In the 1930s, amphetamines were available as over-the-counter inhalers to treat nasal congestion. By 1937, consumers could get amphetamines in pill form to treat narcolepsy and ADHD. Now, some people manufacture amphetamines illegally in private laboratories, allowing individuals to abuse amphetamines without a prescription.

Those who take prescription amphetamines may build a tolerance to the drug over time, and could experience withdrawal symptoms just as someone who abuses the drug illicitly. A user may become dependent on the drug and feel unable to function without it. After using amphetamines every day over time, the body develops a tolerance to the drug and requires a higher dose to feel the desired effects.

Prescription stimulants increase dopamine and norepinephrine in the brain. Dopamine affects the sensation of pleasure and pain, and norepinephrine affects heart rate and blood pressure. Amphetamines make a person feel energized, increase their confidence, heighten their awareness, boost concentration and make them more outgoing. However, amphetamines also speed up heart rate, which could lead to a heart attack. Long-term use might cause skin sores, insomnia, weight loss, tooth decay and heart problems.

An individual may have an amphetamine dependency if they:

  • Feel like they cannot control their use
  • Spend a lot of time thinking about the drug and obtaining the drug
  • Experience withdrawal symptoms when they lower the dose or discontinue use
  • Feel unable to stop using the drug, despite the problems it causes
  • Need the drug to function
  • Experience intense cravings for the drug

Individuals who are dependent on amphetamines struggle to cease use and continue to use the drug to avoid withdrawal symptoms.

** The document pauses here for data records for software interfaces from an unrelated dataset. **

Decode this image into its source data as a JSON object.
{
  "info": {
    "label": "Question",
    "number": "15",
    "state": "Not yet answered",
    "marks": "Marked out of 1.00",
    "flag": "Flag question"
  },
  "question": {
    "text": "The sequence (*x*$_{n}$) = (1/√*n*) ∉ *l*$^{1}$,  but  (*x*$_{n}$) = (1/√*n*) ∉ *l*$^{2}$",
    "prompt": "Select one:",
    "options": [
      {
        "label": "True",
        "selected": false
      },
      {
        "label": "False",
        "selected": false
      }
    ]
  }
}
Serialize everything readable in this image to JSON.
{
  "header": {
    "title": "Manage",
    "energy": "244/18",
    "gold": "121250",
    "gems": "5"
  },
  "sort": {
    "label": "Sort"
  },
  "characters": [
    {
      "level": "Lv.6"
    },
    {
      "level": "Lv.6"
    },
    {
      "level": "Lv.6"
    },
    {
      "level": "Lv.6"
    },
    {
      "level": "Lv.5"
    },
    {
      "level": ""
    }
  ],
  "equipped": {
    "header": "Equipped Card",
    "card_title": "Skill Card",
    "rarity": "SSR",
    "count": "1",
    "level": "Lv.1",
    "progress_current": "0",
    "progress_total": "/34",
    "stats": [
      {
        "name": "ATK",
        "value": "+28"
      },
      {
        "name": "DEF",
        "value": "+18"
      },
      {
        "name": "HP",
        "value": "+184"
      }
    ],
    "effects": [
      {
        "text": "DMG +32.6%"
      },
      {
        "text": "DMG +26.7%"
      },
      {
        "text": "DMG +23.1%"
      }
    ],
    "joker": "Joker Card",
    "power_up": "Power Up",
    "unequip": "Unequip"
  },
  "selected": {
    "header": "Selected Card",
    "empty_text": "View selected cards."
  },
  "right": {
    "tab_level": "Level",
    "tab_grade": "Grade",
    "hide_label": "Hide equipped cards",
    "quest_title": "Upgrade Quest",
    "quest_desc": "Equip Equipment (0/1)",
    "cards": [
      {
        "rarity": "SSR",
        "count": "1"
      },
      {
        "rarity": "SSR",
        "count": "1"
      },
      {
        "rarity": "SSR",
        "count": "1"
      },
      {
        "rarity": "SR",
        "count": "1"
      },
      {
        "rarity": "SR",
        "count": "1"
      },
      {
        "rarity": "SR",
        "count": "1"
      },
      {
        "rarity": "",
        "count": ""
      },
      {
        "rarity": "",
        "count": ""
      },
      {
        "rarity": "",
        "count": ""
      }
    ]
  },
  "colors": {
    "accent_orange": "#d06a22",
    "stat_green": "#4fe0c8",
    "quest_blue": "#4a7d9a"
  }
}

Once a person stops using amphetamines, they may experience the following withdrawal symptoms:

  • Strong cravings
  • Inability to concentrate
  • Hallucinations
  • Depression
  • Anxiety
  • Irritability
  • Poor sleep
  • Nightmares
  • Fatigue
  • Increased appetite
  • Paranoia

amphetamine withdrawal

Withdrawal symptoms can last for 10 days and reduce over time, but cravings and low moods can last even longer. Long-term dependency on amphetamines could lead to an overdose as users increase the amount they consume to meet a higher tolerance. It could also lead to:

  • Social, legal and financial issues
  • Malnutrition
  • Mood swings
  • Depression
  • Psychosis
  • Skin sores
  • Sleep issues
  • Memory loss
  • Trouble thinking
  • Emotional issues
  • Heart problems
  • Tooth decay
  • Brain damage

How Do Physicians Treat Amphetamine Dependency?

There are no known medications for amphetamine dependency treatment. Individuals seeking treatment for amphetamine addiction typically get help in an outpatient setting. Depending on the severity of their condition, some individuals may join an inpatient program. Treatment for amphetamine dependency usually involves:

  • Cognitive behavioral therapy
  • Group therapy
  • Support from friends and family
  • Avoiding triggers
  • Engaging in new activities or hobbies
  • Addressing the underlying cause for substance abuse
  • Healing from the effects of the drug with a healthy diet and exercise

Treatment for amphetamine abuse mainly involves understanding why the individual turned to amphetamines in the first place. Individuals also learn healthy ways to cope with cravings.

What Are the Side Effects of Amphetamine Dependency Treatment?

Data from the Cochrane database shows the antidepressant fluoxetine, better known as Prozac, may decrease amphetamine cravings in the short term. Likewise, imipramine may help individuals stick to medium-term treatment plans. However, the benefits are very limited and provide evidence that no treatment exists for amphetamine dependence. If an individual decides to try fluoxetine for addiction treatment, they may experience the following side effects:

  • Nausea
  • Drowsiness
  • Anxiety
  • Dizziness
  • Sleeping difficulty
  • Decreased appetite
  • Sweating
  • Tiredness


Like fluoxetine, doctors often use imipramine to treat depression. Possible side effects include:

  • Dry mouth
  • Headache
  • Dizziness
  • Drowsiness
  • Nausea
  • Vomiting
  • Constipation
  • Loss of appetite
  • Diarrhea
  • Sweating
  • Blurred vision
  • Weight gain or loss
  • Stomach cramps